Michel Haznavicius directs the excellent new silent film starring Bérénice Bejo and Jean Dujardin as a pair of Hollywood actors stradling the 20th century’s silent-talkie divide.[/media-credit]

The silent movie genre has long been considered extinct, but French writer/director Michel Hazanavicius revives the format in the film he calls his love letter to cinema, “The Artist.”

In 1927, Hollywood’s most beloved silent film star is George Valentin (Jean Dujardin, “A View of Love”), a handsome, dashing heartthrob every woman – except his wife – fawns over. A proud, elegant gentleman, he doesn’t realize at first how much a chance meeting with Peppy Miller (B?r?nice Bejo, “Prey”), an actress working her way up in the industry, will change everything he knows and thinks.

Peppy is drawn to George’s style and brilliance on the silent stage, but – reminiscent of the classic “Singin’ in the Rain” – Hollywood is losing interest in him as producers begin ushering in an era of voiced films called “talkies.” As the years pass and Peppy’s career takes off, George begins to lose his grip on Hollywood and, eventually, himself.

Foremost, “The Artist” is a character study of a tragic hero who must choose to either spiral into dismay while clinging to his pride, or change in order to keep pace with the film industry. The film is not a love story, but rather follows George and Peppy in their very different worlds. As George falls in love with Peppy, her career in the fresh, new “talkies” blossom while George’s crumbles.

George and Peppy’s emotional relationship evolves throughout the film, and the mood of each passing year is displayed so well through both actors’ body language it would be a shame if “The Artist” had spoken dialogue. Every glance at each other, every deep, longing thought of what could be and every look back at better times draws the audience deeper into the characters’ minds.

The well-executed use of the silent film format in “The Artist” is refreshing. The film not only pays tribute to the genre, but uses silence, music and visuals to create an astounding performance in its own right. Although characters’ lines are often transposed in frames of text on black, not every conversation is handled this way. This lack of spoken dialogue is not detrimental, as the meaning of those missing words is clearly portrayed by the acting.

The music’s crescendos and melodies tell the audience exactly where to laugh or cry via classic 1920s and ’30s orchestral pieces. Music also plays an especially important role in keeping the film’s pace, often acting as the sole director during events, like in the film’s opening scene when George entertains an audience to the rhythm of the orchestra. Various conventions of old-time cinematography are implemented, such as the newspaper’s headlines popping off the presses, giving the film an appropriate age. And everything is pulled together with brilliant character interactions staged in an old Los Angeles that feels brand new.

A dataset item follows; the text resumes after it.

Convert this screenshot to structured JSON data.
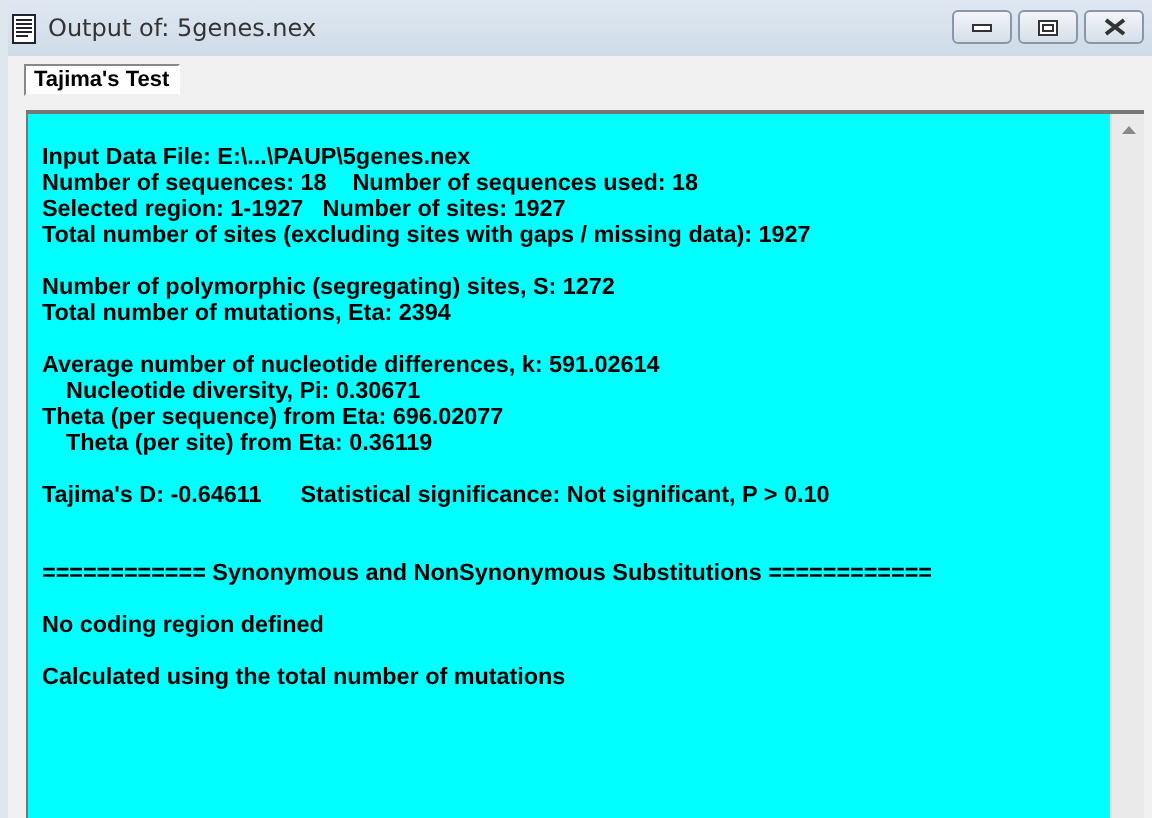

While Dujardin and Bejo may be making their first big debuts in U.S. theaters, fellow well-known actors and actresses’ excellent performances help ease the audience’s worries of “The Artist” being too foreign. John Goodman (“Happy Feet 2″) plays a pushy Hollywood producer insistent on bringing in the new and young. James Cromwell (“Secretariat”), George’s butler and friend, is George’s only support during desperate times. No character, no matter their role, feels left out or unimportant; the ensemble revolves around George’s story, yet every character’s background can easily be assumed and imposed in order to assess their motives and emotional reactions.

The only glaring flaw in “The Artist” is a slight imbalance in every event’s importance and impact. The mood and music of the film play such an important role that the almost-always giddy nature of the entire film, an obvious reference to the upbeat pace of the genre, can feel out of place at times. The film’s darker moments sometimes feel too bright and lose some of their impact in the interest of keeping the film going. However, the emotional impact is still felt in every aspect of the film, from small juxtapositions to the slightest change in expression.

In an era of filmmaking obsessed with keeping the audience’s attention, even a second of silence in a theater can throw off an audience. “The Artist” takes these preconceived notions of modern cinematography and throws them out the window in favor of a format that proves to still be tried and true. George’s journey over six years should capture the hearts of all moviegoers ready for something different. Already scooping up awards left and right, “The Artist” is the must-see film of the season.

4.5 stars out of 5